(EXTRACTED DATA Opens)

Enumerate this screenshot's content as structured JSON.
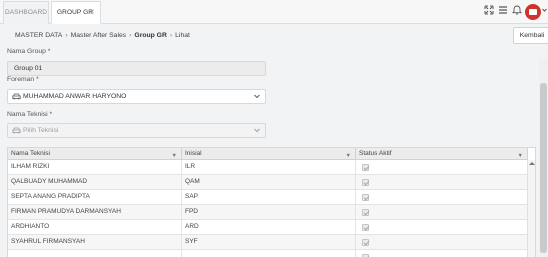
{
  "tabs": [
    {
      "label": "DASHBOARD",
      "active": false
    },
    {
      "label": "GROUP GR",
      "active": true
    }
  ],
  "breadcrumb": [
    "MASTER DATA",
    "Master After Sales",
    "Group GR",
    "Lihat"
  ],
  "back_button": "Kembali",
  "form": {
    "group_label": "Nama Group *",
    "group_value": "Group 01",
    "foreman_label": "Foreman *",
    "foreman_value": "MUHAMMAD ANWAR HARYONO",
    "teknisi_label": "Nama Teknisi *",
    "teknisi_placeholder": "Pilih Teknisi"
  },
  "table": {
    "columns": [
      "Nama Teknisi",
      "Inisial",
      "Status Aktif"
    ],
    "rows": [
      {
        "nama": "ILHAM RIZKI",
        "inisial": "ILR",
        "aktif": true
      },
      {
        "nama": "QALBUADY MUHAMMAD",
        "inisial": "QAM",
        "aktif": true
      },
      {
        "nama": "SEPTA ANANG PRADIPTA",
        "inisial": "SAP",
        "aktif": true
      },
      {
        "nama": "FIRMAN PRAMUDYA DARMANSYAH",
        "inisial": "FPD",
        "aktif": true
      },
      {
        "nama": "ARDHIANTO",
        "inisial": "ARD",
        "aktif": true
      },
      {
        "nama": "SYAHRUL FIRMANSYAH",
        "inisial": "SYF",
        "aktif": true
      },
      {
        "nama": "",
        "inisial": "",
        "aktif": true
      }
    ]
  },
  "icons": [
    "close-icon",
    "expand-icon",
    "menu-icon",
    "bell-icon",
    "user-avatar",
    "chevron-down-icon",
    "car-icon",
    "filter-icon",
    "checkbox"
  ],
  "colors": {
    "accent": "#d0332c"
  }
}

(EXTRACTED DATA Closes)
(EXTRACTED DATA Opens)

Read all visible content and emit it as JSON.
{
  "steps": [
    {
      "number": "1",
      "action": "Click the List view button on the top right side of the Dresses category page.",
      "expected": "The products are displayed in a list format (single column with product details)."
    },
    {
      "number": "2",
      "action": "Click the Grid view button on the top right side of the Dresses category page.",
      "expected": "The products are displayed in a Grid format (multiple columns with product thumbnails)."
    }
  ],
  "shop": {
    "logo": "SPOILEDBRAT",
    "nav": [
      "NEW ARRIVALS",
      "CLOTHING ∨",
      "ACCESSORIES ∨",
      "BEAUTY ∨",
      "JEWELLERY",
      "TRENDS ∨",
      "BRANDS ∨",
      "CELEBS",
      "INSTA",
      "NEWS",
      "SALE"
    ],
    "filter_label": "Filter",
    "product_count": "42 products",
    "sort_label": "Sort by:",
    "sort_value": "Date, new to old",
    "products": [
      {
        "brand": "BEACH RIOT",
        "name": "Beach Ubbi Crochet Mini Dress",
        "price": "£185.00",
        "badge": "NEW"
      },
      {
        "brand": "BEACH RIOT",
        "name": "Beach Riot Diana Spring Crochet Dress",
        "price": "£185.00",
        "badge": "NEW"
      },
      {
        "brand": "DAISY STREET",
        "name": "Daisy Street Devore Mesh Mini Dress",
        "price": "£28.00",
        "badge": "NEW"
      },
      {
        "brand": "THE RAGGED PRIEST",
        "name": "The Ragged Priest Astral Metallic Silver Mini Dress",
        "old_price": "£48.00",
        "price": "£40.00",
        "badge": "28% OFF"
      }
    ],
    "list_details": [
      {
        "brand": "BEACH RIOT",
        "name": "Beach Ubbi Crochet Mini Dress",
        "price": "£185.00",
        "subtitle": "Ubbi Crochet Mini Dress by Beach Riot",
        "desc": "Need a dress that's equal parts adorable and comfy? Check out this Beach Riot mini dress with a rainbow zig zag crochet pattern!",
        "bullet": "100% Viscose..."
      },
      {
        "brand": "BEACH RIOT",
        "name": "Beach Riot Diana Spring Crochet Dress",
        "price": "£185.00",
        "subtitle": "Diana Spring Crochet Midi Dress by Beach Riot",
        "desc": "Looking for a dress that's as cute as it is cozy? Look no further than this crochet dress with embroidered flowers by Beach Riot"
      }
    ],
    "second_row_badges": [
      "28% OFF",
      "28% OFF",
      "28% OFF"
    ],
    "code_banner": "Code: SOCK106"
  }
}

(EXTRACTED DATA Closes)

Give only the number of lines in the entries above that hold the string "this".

3